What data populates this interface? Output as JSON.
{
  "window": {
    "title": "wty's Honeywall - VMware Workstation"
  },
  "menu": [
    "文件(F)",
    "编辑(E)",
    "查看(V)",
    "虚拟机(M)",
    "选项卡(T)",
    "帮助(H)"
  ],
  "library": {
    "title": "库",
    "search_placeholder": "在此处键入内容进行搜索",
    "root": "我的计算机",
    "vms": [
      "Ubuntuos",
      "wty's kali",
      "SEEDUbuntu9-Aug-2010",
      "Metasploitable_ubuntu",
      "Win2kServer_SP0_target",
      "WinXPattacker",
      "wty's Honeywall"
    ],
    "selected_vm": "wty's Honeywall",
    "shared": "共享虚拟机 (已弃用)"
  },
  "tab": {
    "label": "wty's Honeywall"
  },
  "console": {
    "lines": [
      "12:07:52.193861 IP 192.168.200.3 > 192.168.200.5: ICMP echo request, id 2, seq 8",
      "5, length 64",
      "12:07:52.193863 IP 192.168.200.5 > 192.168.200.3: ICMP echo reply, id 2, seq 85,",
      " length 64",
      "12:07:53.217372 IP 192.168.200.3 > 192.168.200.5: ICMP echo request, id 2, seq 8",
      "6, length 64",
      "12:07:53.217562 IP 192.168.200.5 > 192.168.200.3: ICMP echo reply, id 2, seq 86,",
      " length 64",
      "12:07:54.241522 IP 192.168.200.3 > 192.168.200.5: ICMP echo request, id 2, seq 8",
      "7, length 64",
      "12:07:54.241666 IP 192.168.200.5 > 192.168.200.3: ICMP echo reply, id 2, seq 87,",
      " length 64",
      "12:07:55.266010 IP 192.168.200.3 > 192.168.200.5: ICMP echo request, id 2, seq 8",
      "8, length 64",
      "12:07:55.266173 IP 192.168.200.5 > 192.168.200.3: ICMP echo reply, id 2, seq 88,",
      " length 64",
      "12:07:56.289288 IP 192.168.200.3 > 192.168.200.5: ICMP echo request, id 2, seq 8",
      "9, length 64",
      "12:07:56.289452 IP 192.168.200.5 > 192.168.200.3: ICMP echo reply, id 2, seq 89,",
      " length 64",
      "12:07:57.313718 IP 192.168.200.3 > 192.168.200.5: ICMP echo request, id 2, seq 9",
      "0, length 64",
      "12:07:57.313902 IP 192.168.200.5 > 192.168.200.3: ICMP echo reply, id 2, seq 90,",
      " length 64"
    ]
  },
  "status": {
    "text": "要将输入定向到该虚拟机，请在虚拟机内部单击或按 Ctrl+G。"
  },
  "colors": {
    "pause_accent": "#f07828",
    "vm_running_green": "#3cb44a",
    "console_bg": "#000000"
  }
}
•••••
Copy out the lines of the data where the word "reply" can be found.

SOLUTION:
      "12:07:52.193863 IP 192.168.200.5 > 192.168.200.3: ICMP echo reply, id 2, seq 85,",
      "12:07:53.217562 IP 192.168.200.5 > 192.168.200.3: ICMP echo reply, id 2, seq 86,",
      "12:07:54.241666 IP 192.168.200.5 > 192.168.200.3: ICMP echo reply, id 2, seq 87,",
      "12:07:55.266173 IP 192.168.200.5 > 192.168.200.3: ICMP echo reply, id 2, seq 88,",
      "12:07:56.289452 IP 192.168.200.5 > 192.168.200.3: ICMP echo reply, id 2, seq 89,",
      "12:07:57.313902 IP 192.168.200.5 > 192.168.200.3: ICMP echo reply, id 2, seq 90,",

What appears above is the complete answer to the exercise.